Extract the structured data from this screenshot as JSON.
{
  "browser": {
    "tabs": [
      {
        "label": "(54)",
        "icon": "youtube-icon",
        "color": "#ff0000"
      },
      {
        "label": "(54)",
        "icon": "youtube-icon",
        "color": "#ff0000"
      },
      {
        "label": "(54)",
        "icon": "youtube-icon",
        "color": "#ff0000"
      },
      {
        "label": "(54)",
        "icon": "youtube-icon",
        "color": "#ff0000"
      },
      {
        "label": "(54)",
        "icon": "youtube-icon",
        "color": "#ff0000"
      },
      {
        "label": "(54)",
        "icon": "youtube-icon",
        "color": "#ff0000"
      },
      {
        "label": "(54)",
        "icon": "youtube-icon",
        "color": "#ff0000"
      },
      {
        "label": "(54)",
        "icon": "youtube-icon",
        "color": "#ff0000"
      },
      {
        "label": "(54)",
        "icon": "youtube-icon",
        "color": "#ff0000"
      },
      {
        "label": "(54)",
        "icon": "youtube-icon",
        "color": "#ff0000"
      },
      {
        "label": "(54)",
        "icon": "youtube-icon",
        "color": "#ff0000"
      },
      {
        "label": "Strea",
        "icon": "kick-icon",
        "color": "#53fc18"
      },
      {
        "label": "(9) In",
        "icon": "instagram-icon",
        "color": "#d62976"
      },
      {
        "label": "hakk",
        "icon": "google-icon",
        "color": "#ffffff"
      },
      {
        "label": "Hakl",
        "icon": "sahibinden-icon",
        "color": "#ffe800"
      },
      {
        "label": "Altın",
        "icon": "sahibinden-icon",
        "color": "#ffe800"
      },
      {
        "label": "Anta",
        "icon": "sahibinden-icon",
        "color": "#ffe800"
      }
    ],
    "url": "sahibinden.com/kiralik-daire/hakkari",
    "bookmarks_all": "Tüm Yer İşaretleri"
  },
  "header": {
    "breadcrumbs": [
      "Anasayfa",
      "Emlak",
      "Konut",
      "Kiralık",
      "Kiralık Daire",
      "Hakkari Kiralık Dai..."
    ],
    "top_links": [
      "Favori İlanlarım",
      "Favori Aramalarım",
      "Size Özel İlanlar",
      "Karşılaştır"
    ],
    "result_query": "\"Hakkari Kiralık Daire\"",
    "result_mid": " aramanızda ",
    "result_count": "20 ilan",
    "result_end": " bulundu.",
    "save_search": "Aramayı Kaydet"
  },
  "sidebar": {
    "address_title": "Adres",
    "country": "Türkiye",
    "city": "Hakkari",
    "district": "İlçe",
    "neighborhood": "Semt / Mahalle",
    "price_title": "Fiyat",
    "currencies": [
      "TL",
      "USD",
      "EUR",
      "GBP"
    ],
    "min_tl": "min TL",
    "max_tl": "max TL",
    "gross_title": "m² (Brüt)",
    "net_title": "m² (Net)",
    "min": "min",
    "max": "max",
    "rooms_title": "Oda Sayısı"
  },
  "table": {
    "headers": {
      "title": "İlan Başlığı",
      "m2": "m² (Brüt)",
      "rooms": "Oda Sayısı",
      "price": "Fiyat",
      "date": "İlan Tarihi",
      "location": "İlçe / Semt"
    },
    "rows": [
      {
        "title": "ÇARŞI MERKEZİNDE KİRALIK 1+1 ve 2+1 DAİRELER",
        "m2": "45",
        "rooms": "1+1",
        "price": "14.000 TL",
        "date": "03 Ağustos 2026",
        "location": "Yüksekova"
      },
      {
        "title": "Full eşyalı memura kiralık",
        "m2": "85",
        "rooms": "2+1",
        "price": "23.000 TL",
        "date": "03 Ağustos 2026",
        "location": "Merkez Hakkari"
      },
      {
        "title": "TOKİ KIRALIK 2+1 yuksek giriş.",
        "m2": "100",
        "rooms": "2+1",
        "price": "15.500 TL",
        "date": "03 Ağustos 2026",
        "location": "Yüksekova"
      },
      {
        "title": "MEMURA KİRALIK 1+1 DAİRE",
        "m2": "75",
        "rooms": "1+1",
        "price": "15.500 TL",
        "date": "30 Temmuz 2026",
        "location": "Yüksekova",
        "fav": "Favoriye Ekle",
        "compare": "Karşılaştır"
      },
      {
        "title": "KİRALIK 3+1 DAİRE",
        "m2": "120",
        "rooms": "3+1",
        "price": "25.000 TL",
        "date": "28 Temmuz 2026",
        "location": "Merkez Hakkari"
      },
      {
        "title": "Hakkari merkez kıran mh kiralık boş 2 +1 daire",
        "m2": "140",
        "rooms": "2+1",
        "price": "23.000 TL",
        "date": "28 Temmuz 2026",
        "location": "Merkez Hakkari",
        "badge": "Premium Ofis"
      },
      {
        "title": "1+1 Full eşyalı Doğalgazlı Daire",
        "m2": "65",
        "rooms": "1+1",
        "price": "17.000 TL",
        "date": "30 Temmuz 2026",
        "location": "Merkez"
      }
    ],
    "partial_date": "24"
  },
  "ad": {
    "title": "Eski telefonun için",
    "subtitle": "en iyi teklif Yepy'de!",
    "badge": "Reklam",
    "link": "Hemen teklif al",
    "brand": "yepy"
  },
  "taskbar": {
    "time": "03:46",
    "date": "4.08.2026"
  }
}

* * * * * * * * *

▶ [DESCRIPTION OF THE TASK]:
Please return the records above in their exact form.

▶ [EXERCISE RESPONSE]:
Extract the structured data from this screenshot as JSON.
{
  "browser": {
    "tabs": [
      {
        "label": "(54)",
        "icon": "youtube-icon",
        "color": "#ff0000"
      },
      {
        "label": "(54)",
        "icon": "youtube-icon",
        "color": "#ff0000"
      },
      {
        "label": "(54)",
        "icon": "youtube-icon",
        "color": "#ff0000"
      },
      {
        "label": "(54)",
        "icon": "youtube-icon",
        "color": "#ff0000"
      },
      {
        "label": "(54)",
        "icon": "youtube-icon",
        "color": "#ff0000"
      },
      {
        "label": "(54)",
        "icon": "youtube-icon",
        "color": "#ff0000"
      },
      {
        "label": "(54)",
        "icon": "youtube-icon",
        "color": "#ff0000"
      },
      {
        "label": "(54)",
        "icon": "youtube-icon",
        "color": "#ff0000"
      },
      {
        "label": "(54)",
        "icon": "youtube-icon",
        "color": "#ff0000"
      },
      {
        "label": "(54)",
        "icon": "youtube-icon",
        "color": "#ff0000"
      },
      {
        "label": "(54)",
        "icon": "youtube-icon",
        "color": "#ff0000"
      },
      {
        "label": "Strea",
        "icon": "kick-icon",
        "color": "#53fc18"
      },
      {
        "label": "(9) In",
        "icon": "instagram-icon",
        "color": "#d62976"
      },
      {
        "label": "hakk",
        "icon": "google-icon",
        "color": "#ffffff"
      },
      {
        "label": "Hakl",
        "icon": "sahibinden-icon",
        "color": "#ffe800"
      },
      {
        "label": "Altın",
        "icon": "sahibinden-icon",
        "color": "#ffe800"
      },
      {
        "label": "Anta",
        "icon": "sahibinden-icon",
        "color": "#ffe800"
      }
    ],
    "url": "sahibinden.com/kiralik-daire/hakkari",
    "bookmarks_all": "Tüm Yer İşaretleri"
  },
  "header": {
    "breadcrumbs": [
      "Anasayfa",
      "Emlak",
      "Konut",
      "Kiralık",
      "Kiralık Daire",
      "Hakkari Kiralık Dai..."
    ],
    "top_links": [
      "Favori İlanlarım",
      "Favori Aramalarım",
      "Size Özel İlanlar",
      "Karşılaştır"
    ],
    "result_query": "\"Hakkari Kiralık Daire\"",
    "result_mid": " aramanızda ",
    "result_count": "20 ilan",
    "result_end": " bulundu.",
    "save_search": "Aramayı Kaydet"
  },
  "sidebar": {
    "address_title": "Adres",
    "country": "Türkiye",
    "city": "Hakkari",
    "district": "İlçe",
    "neighborhood": "Semt / Mahalle",
    "price_title": "Fiyat",
    "currencies": [
      "TL",
      "USD",
      "EUR",
      "GBP"
    ],
    "min_tl": "min TL",
    "max_tl": "max TL",
    "gross_title": "m² (Brüt)",
    "net_title": "m² (Net)",
    "min": "min",
    "max": "max",
    "rooms_title": "Oda Sayısı"
  },
  "table": {
    "headers": {
      "title": "İlan Başlığı",
      "m2": "m² (Brüt)",
      "rooms": "Oda Sayısı",
      "price": "Fiyat",
      "date": "İlan Tarihi",
      "location": "İlçe / Semt"
    },
    "rows": [
      {
        "title": "ÇARŞI MERKEZİNDE KİRALIK 1+1 ve 2+1 DAİRELER",
        "m2": "45",
        "rooms": "1+1",
        "price": "14.000 TL",
        "date": "03 Ağustos 2026",
        "location": "Yüksekova"
      },
      {
        "title": "Full eşyalı memura kiralık",
        "m2": "85",
        "rooms": "2+1",
        "price": "23.000 TL",
        "date": "03 Ağustos 2026",
        "location": "Merkez Hakkari"
      },
      {
        "title": "TOKİ KIRALIK 2+1 yuksek giriş.",
        "m2": "100",
        "rooms": "2+1",
        "price": "15.500 TL",
        "date": "03 Ağustos 2026",
        "location": "Yüksekova"
      },
      {
        "title": "MEMURA KİRALIK 1+1 DAİRE",
        "m2": "75",
        "rooms": "1+1",
        "price": "15.500 TL",
        "date": "30 Temmuz 2026",
        "location": "Yüksekova",
        "fav": "Favoriye Ekle",
        "compare": "Karşılaştır"
      },
      {
        "title": "KİRALIK 3+1 DAİRE",
        "m2": "120",
        "rooms": "3+1",
        "price": "25.000 TL",
        "date": "28 Temmuz 2026",
        "location": "Merkez Hakkari"
      },
      {
        "title": "Hakkari merkez kıran mh kiralık boş 2 +1 daire",
        "m2": "140",
        "rooms": "2+1",
        "price": "23.000 TL",
        "date": "28 Temmuz 2026",
        "location": "Merkez Hakkari",
        "badge": "Premium Ofis"
      },
      {
        "title": "1+1 Full eşyalı Doğalgazlı Daire",
        "m2": "65",
        "rooms": "1+1",
        "price": "17.000 TL",
        "date": "30 Temmuz 2026",
        "location": "Merkez"
      }
    ],
    "partial_date": "24"
  },
  "ad": {
    "title": "Eski telefonun için",
    "subtitle": "en iyi teklif Yepy'de!",
    "badge": "Reklam",
    "link": "Hemen teklif al",
    "brand": "yepy"
  },
  "taskbar": {
    "time": "03:46",
    "date": "4.08.2026"
  }
}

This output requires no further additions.